On the weekend before the fires, I had begun reading The Great Derangement, Climate Change and the Unthinkable, 2016, by Amitav Gosh. He writes that “the Anthropocene is precisely a world of insistent, inescapable continuities, animated by forces that are nothing if not inconceivably vast”.  Caught up in the fire-fueled Ojai diaspora, I was a tiny part of the global dislocations that are now, and will continue to be characteristic of our unfolding geohistory. In the immediacy of personal peril and threatened property loss, we may lose sight of our part in the great ideological, cultural and geographic shifts now upon us.  It may be of comfort to some that our domestic political arrangements are but awkward laggards in this epochal transformation.

That, indeed, is a part of Ghosh’s thesis: the domestic, human world of the novel (a primary source by which modern society has historically described itself) and where society has been situated within a “sense of place” – in Ghosh’s telling, one of the form’s “great conjurations”- is incapable of expressing the vast cataclysm of climate change, which can only be expressed in epics such as Gilgamesh, Ramayana or even the Odyssey which encompass multiple universes of the human and non-human.
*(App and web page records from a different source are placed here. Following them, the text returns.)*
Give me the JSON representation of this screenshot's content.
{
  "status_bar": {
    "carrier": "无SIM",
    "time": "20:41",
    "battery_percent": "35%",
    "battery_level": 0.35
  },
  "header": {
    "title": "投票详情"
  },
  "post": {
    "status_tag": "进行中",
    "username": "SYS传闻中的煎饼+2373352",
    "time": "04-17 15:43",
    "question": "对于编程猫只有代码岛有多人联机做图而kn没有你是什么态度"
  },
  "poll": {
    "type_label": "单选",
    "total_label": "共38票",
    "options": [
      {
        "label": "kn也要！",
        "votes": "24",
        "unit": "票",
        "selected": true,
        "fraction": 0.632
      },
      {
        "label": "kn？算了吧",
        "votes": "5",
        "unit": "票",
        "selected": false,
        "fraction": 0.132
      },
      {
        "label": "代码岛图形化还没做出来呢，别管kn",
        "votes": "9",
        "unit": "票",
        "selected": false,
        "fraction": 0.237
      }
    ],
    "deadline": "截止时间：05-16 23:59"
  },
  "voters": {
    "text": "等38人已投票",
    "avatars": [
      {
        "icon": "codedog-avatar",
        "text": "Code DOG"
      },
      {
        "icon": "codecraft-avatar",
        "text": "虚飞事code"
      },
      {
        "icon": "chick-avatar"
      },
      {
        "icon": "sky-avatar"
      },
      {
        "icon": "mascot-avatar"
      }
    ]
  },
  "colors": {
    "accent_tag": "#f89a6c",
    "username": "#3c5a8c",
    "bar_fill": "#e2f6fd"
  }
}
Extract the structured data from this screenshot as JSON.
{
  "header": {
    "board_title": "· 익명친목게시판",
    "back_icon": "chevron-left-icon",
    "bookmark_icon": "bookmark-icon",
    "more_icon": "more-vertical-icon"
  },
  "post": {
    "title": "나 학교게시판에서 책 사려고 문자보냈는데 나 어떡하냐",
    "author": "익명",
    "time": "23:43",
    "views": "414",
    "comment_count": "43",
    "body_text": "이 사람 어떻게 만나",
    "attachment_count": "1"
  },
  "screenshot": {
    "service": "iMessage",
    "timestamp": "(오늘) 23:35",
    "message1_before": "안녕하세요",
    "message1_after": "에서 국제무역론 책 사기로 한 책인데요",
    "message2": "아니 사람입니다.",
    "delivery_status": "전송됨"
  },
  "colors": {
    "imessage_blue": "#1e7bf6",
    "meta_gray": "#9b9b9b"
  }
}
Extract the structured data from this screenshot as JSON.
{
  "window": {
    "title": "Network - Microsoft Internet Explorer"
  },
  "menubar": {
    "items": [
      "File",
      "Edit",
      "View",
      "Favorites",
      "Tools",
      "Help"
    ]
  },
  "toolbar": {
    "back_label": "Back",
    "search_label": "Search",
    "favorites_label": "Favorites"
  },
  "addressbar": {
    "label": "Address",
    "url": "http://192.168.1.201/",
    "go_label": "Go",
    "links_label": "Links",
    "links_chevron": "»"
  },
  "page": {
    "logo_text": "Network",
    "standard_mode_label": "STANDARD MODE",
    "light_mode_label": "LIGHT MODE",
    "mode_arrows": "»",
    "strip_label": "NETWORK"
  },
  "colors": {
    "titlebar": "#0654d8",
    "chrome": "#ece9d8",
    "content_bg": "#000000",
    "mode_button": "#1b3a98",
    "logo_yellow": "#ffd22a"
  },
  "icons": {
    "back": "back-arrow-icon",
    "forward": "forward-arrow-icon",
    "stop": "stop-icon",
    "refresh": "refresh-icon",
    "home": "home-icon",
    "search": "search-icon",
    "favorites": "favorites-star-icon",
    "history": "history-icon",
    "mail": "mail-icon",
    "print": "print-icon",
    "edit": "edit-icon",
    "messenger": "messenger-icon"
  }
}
The “regularity of bourgeois life” supported by global networks of imperialism and now neo-liberalism threatens to be entirely displaced by the end of Modernity whose signature achievement, as Jacob Burkhardt has it, was in the “discovery of the world and man”. In the Anthropocene, we are discovering that we are not alone!

Upper Ojai is an area, like much of Ventura and Santa Barbara Counties, of intense oil production.  The oil seeps that still smolder at the bottom of our road were the source of tar to caulk Chumash tomols (reed canoes) and the first indication to Americans that there might be an exploitable resource beneath the chaparral. ‘Ojai 6’, just a mile away, was the first commercial well in California, drilled in 1865. Now, the air that we breathe here is laced with the toxins from burnt brush and from the burnt-over oil and gas production facilities in the area. The resource that generates great wealth in the counties and contributes, in its application as a fuel and industrial chemical, to the shift in planetary weather patterns, is thus doubly responsible for our present discomfiture.

The novel, in its portrayal of the “regularity of bourgeois life” has been displaced by a vast and unfolding petrochemical epic as the appropriate form for the recordation of our puny lives. We are freshly conscious of how society describes itself. We are freshly conscious of the agency of non-human actors as they intrude into the settled (and unsettled) patterns of domesticity in which we have ensconced ourselves. As I write, huge thunderclouds of bruised smoke arise to the west as the fires run their inevitable course to the sea.

But am I now fully awakened from the long sleep of Modernity, ready to eschew the comfortably pernicious trappings of the Neolithic mind?

John Davis is an architect living in southern California. Read more of his writing at